EXERCISE PROMPT: Produce the records again in full, exactly as shown below.

PROVIDED RECORDS:
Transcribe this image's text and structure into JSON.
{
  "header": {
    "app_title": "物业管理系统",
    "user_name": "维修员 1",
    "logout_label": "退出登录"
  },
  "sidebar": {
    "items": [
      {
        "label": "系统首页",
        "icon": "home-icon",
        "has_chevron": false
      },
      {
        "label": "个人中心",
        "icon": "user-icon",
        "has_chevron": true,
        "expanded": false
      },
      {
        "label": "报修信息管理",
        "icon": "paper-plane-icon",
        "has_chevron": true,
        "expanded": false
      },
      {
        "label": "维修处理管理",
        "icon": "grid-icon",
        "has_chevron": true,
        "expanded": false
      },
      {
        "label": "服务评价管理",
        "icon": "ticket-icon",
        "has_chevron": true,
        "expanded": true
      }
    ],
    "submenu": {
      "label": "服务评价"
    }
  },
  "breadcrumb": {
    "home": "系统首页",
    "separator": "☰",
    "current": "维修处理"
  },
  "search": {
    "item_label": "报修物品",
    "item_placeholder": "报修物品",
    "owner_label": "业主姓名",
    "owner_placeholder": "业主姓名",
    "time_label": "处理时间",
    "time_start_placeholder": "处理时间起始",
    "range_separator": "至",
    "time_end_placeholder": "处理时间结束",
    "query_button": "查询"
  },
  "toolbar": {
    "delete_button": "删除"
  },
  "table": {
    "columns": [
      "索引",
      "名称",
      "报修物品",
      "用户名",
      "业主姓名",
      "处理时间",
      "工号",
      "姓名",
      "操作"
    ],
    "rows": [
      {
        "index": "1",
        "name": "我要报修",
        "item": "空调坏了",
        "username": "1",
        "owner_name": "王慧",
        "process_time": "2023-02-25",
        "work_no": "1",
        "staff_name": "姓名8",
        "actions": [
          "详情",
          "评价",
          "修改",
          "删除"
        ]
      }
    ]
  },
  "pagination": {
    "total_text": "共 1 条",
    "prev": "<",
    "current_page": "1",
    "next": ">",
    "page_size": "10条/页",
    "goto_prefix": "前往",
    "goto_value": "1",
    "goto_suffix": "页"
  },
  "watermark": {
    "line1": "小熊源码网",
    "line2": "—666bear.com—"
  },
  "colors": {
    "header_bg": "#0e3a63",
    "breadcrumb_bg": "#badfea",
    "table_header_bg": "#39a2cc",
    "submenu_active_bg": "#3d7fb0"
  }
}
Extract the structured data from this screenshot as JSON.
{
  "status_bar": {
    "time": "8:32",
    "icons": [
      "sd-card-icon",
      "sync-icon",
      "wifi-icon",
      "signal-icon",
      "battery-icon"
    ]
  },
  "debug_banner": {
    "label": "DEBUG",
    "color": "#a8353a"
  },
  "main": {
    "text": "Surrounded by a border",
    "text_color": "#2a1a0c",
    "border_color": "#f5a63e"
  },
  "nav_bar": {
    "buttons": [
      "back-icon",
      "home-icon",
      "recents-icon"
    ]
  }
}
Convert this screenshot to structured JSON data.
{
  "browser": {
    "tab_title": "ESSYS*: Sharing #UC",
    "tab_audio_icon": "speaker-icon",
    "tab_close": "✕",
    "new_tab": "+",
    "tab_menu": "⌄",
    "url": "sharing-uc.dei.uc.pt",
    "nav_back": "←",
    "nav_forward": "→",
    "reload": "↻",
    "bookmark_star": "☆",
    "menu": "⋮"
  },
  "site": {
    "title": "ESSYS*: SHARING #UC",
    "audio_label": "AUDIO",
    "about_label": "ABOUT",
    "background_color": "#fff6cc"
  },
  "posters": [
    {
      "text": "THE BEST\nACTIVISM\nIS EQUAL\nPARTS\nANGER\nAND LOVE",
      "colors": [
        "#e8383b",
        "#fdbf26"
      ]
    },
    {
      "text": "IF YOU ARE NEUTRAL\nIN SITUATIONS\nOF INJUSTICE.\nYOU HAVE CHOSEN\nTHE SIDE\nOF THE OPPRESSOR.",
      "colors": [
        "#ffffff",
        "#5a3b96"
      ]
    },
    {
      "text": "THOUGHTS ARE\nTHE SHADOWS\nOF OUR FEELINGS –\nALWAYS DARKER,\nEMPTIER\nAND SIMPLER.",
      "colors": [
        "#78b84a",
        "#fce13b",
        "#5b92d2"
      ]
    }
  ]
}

TASK OUTPUT:
Transcribe this image's text and structure into JSON.
{
  "header": {
    "app_title": "物业管理系统",
    "user_name": "维修员 1",
    "logout_label": "退出登录"
  },
  "sidebar": {
    "items": [
      {
        "label": "系统首页",
        "icon": "home-icon",
        "has_chevron": false
      },
      {
        "label": "个人中心",
        "icon": "user-icon",
        "has_chevron": true,
        "expanded": false
      },
      {
        "label": "报修信息管理",
        "icon": "paper-plane-icon",
        "has_chevron": true,
        "expanded": false
      },
      {
        "label": "维修处理管理",
        "icon": "grid-icon",
        "has_chevron": true,
        "expanded": false
      },
      {
        "label": "服务评价管理",
        "icon": "ticket-icon",
        "has_chevron": true,
        "expanded": true
      }
    ],
    "submenu": {
      "label": "服务评价"
    }
  },
  "breadcrumb": {
    "home": "系统首页",
    "separator": "☰",
    "current": "维修处理"
  },
  "search": {
    "item_label": "报修物品",
    "item_placeholder": "报修物品",
    "owner_label": "业主姓名",
    "owner_placeholder": "业主姓名",
    "time_label": "处理时间",
    "time_start_placeholder": "处理时间起始",
    "range_separator": "至",
    "time_end_placeholder": "处理时间结束",
    "query_button": "查询"
  },
  "toolbar": {
    "delete_button": "删除"
  },
  "table": {
    "columns": [
      "索引",
      "名称",
      "报修物品",
      "用户名",
      "业主姓名",
      "处理时间",
      "工号",
      "姓名",
      "操作"
    ],
    "rows": [
      {
        "index": "1",
        "name": "我要报修",
        "item": "空调坏了",
        "username": "1",
        "owner_name": "王慧",
        "process_time": "2023-02-25",
        "work_no": "1",
        "staff_name": "姓名8",
        "actions": [
          "详情",
          "评价",
          "修改",
          "删除"
        ]
      }
    ]
  },
  "pagination": {
    "total_text": "共 1 条",
    "prev": "<",
    "current_page": "1",
    "next": ">",
    "page_size": "10条/页",
    "goto_prefix": "前往",
    "goto_value": "1",
    "goto_suffix": "页"
  },
  "watermark": {
    "line1": "小熊源码网",
    "line2": "—666bear.com—"
  },
  "colors": {
    "header_bg": "#0e3a63",
    "breadcrumb_bg": "#badfea",
    "table_header_bg": "#39a2cc",
    "submenu_active_bg": "#3d7fb0"
  }
}
Extract the structured data from this screenshot as JSON.
{
  "status_bar": {
    "time": "8:32",
    "icons": [
      "sd-card-icon",
      "sync-icon",
      "wifi-icon",
      "signal-icon",
      "battery-icon"
    ]
  },
  "debug_banner": {
    "label": "DEBUG",
    "color": "#a8353a"
  },
  "main": {
    "text": "Surrounded by a border",
    "text_color": "#2a1a0c",
    "border_color": "#f5a63e"
  },
  "nav_bar": {
    "buttons": [
      "back-icon",
      "home-icon",
      "recents-icon"
    ]
  }
}
Convert this screenshot to structured JSON data.
{
  "browser": {
    "tab_title": "ESSYS*: Sharing #UC",
    "tab_audio_icon": "speaker-icon",
    "tab_close": "✕",
    "new_tab": "+",
    "tab_menu": "⌄",
    "url": "sharing-uc.dei.uc.pt",
    "nav_back": "←",
    "nav_forward": "→",
    "reload": "↻",
    "bookmark_star": "☆",
    "menu": "⋮"
  },
  "site": {
    "title": "ESSYS*: SHARING #UC",
    "audio_label": "AUDIO",
    "about_label": "ABOUT",
    "background_color": "#fff6cc"
  },
  "posters": [
    {
      "text": "THE BEST\nACTIVISM\nIS EQUAL\nPARTS\nANGER\nAND LOVE",
      "colors": [
        "#e8383b",
        "#fdbf26"
      ]
    },
    {
      "text": "IF YOU ARE NEUTRAL\nIN SITUATIONS\nOF INJUSTICE.\nYOU HAVE CHOSEN\nTHE SIDE\nOF THE OPPRESSOR.",
      "colors": [
        "#ffffff",
        "#5a3b96"
      ]
    },
    {
      "text": "THOUGHTS ARE\nTHE SHADOWS\nOF OUR FEELINGS –\nALWAYS DARKER,\nEMPTIER\nAND SIMPLER.",
      "colors": [
        "#78b84a",
        "#fce13b",
        "#5b92d2"
      ]
    }
  ]
}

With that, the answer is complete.